Timing is everything in every aspect of life, and your career is no exception. It’s important to think about where you are in your career timeline and if you’re progressing towards your ultimate end goal. Your current position may have promised room to grow, yet you’ve been stuck with the same responsibilities for years with a promotion nowhere in sight. You may work for a small company where you have already reached your maximum potential and find yourself at a dead end. It’s smart to be strategic with your career and know when the time is right for that next big thing. Don’t forget to think about timing in the shorter term, too. Maybe you have a great opportunity lined up, but you’re due to a get bonus next month that you really need in order to finally pay off your car loan. Or you could be up for promotion soon, and getting that experience is exactly what you need to set your resume apart from your peers. It’s definitely smart to be strategic in the short term while keeping your end goal in mind.

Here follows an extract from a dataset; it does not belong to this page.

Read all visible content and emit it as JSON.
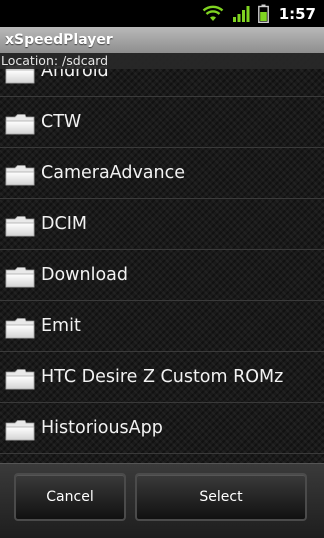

Why is your current job not everything you thought it would be?
Let’s get down to the root cause here. Why are you not fulfilled? Why are you unhappy? Why are you not as excited to come to work every day as you were the first day? It could be you’re working too many hours, or the pay is too low, or the industry doesn’t interest you. There are endless reasons, from your boss to your workspace, that could contribute to an unsatisfying work life. Now is the time to dig deep and pinpoint what those reasons are. Write them down. Make a list of pros and cons. If you don’t know what is lacking in your current role, how will you be able to find another job that fills those gaps? Spending the time upfront to really analyze your current situation will pay off tenfold in the end.
Reflecting on your current situation will allow you to avoid making a rash decision like leaving an awesome opportunity for a less-than-mediocre one, or could help propel you into your next big adventure. Taking the time to analyze and visualize what you want for yourself now and in the years ahead will help keep you focused and provide the mental clarity you need to make your best decisions.